• _Work order_
Each line containing the string "razao" should be copied out of the entries.

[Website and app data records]
============
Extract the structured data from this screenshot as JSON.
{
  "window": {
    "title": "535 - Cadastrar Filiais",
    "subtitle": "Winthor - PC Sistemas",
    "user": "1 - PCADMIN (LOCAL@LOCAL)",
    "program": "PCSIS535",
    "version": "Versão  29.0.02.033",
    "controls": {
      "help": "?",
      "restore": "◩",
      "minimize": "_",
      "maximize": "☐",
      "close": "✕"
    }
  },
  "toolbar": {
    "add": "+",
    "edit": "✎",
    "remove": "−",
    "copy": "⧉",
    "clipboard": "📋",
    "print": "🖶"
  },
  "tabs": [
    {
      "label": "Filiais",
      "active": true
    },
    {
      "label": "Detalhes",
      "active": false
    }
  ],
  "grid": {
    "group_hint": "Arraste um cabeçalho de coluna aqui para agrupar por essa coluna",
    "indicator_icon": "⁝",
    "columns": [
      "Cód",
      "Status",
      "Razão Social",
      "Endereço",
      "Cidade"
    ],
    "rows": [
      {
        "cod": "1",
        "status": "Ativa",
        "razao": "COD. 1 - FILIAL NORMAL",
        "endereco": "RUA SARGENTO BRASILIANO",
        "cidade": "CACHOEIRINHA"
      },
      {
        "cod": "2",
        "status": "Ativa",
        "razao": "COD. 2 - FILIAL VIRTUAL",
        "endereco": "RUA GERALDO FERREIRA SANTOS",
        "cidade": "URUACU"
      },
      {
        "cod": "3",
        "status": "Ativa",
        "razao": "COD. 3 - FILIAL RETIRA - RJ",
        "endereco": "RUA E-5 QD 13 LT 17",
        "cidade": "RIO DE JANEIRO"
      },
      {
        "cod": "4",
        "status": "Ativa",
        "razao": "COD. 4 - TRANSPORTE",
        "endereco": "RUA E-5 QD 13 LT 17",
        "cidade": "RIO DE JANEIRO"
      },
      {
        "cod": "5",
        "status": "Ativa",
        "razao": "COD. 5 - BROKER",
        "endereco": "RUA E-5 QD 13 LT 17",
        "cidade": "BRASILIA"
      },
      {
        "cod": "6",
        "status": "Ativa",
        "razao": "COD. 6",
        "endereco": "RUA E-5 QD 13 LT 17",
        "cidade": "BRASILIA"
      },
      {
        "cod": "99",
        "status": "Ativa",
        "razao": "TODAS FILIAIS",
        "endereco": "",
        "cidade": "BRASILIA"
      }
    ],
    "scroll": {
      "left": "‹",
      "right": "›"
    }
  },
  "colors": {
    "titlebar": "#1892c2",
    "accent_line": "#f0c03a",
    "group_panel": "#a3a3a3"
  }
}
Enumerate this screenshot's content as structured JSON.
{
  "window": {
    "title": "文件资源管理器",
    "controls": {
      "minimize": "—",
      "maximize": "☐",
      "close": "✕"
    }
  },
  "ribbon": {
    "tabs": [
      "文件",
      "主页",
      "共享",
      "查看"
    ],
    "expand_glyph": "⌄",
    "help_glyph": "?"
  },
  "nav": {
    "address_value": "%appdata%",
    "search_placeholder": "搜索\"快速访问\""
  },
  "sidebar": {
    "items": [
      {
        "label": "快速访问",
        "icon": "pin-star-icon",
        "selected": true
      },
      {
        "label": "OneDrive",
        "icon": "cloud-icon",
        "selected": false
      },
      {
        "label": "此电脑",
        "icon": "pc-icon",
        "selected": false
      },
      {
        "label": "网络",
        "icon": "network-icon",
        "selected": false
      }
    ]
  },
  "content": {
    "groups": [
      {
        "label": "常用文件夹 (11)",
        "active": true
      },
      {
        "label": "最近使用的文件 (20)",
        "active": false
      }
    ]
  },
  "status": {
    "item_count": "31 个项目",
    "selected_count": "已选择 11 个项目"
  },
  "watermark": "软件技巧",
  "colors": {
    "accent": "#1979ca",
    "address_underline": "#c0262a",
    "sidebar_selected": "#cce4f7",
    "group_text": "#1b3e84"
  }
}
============
• _Response below_
        "razao": "COD. 1 - FILIAL NORMAL",
        "razao": "COD. 2 - FILIAL VIRTUAL",
        "razao": "COD. 3 - FILIAL RETIRA - RJ",
        "razao": "COD. 4 - TRANSPORTE",
        "razao": "COD. 5 - BROKER",
        "razao": "COD. 6",
        "razao": "TODAS FILIAIS",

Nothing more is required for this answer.